In an earlier Unframed post, we introduced the Domus armchair, one of the pieces that will be featured in the upcoming exhibition Scandinavian Design and the United States, 1890–1980 (summer of 2022). This chair designed by Finnish interior architects and designers, Annikki Tapiovaara (1910–1972) and Ilmari Tapiovaara (1914–1999) required treatment in both the object and textile conservation labs.
Treatment of the Problematic Chair Frame
A common manufacturing process of post-World War II chairs is the finishing of wooden frames with a sprayed application of nitrocellulose lacquer. Invented in 1921 by DuPont employee Edmund Flaherty, nitrocellulose lacquer is formed by dissolving cellulose nitrate in a solvent mixture and plasticizing materials that enhance the durability and flexibility of the resulting lacquer solution.
Unlike previous lacquer products, nitrocellulose lacquer can be colored with a variety of pigments and dyes and is able to be sanded to a mirror-like finish. The easy customization of this new lacquer along with a faster drying speed encouraged the rapid adoption of nitrocellulose within the car industry and furniture and musical instrument manufacturers. Unbeknownst to them, the aging properties of nitrocellulose lacquer are far less desirable. Many of the furniture pieces treated with this lacquer now show cracking and flaking of the lacquer. In furniture, these are most apparent in common areas of stress, such as chair arms and legs. Light wood exposed by the loss of lacquer darkens quickly as a result of dirt particulates becoming ingrained in the pores of the wood.

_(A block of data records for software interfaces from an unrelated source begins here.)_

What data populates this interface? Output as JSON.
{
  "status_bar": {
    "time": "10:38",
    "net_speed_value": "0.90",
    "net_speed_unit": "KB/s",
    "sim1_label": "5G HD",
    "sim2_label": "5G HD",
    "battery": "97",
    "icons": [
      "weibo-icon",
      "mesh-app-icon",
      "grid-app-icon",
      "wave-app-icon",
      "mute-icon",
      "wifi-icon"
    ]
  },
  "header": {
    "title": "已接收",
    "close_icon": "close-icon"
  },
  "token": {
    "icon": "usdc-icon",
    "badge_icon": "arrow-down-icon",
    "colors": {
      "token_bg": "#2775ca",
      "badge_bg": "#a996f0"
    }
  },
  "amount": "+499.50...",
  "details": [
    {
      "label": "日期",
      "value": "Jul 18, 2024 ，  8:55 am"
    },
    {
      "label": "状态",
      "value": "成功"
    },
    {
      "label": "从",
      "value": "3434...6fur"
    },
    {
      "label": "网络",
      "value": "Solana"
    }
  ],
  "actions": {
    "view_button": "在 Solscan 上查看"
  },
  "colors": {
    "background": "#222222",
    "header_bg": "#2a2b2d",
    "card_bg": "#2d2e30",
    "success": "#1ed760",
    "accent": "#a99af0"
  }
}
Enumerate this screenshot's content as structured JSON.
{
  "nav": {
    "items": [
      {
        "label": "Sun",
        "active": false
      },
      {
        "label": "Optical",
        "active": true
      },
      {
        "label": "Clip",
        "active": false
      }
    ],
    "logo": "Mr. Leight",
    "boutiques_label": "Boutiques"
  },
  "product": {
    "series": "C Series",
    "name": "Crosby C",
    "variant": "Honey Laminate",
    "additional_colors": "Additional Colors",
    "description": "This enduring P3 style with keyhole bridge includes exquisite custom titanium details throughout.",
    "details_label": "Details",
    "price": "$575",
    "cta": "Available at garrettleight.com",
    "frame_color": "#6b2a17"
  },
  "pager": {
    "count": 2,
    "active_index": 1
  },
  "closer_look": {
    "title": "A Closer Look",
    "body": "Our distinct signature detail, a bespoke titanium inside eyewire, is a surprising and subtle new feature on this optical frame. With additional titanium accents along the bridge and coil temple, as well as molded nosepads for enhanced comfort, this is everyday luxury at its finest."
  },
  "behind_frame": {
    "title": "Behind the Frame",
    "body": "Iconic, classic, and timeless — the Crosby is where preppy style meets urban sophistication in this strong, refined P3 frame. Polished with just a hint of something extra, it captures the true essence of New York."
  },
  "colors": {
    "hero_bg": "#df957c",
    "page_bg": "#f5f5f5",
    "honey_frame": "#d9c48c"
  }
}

For the conservation of the Domus armchair, object conservator Don Menveg devised a treatment that would stabilize the nitrocellulose lacquer and even out discoloration of the wood. The entire frame was cleaned using an aqueous emulsion solution designed to address different types of soiling, such as ingrained dirt and residual wax. Once it had been cleaned, a French polishing technique was used to relacquer the entire frame. This step of the treatment saturates areas of exposed wood, giving the frame a uniform finish and seals the edges of the old nitrocellulose lacquer.
The Whole Three Yards: Reproduction of the Upholstery
The reproduced upholstery was to be made as close as possible to the original, preserving the original upholsterer's intention. The reproduction fabric woven by Rabbit Goody at Thistle Hill Weavers was very close in color to the original fabric, however, the colors on the threads were much brighter and cleaner looking. To give the fabric an aged appearance the color needed to be slightly yellow, slightly gray, and darker overall. This effect can be achieved through “dyeing” with tea.
A couple of different black teas were tested, and Yorkshire tea was deemed the most successful at giving the reproduction fabric an aged tint. To “dye” three yards of fabric, the largest dye pot in the lab was used along with 15 liters of hot water and 120 tea bags. The fabric was left to simmer for 10 minutes and then thoroughly rinsed and put through the washer and dryer. This was done to remove tea that had not properly stained the fabric.
Next, patterns were taken from the original cushion, several mock-ups were stitched and tested before cutting into the tea-stained reproduction fabric. Conservation grade polyester wadding (a soft mass or sheet of short loose fibers used for stuffing or padding) and cotton quilt batting was used to pad out the cushion to a good height. The new cushion was tufted to replicate the pattern on the original cushion. A new seat cover was also made out of the reproduction fabric. It is easily removable so the original upholstery can be accessed for research purposes.
The Domus armchair will be on view in Scandinavian Design and the United States, 1890–1980, opening at the LACMA in the summer of 2022.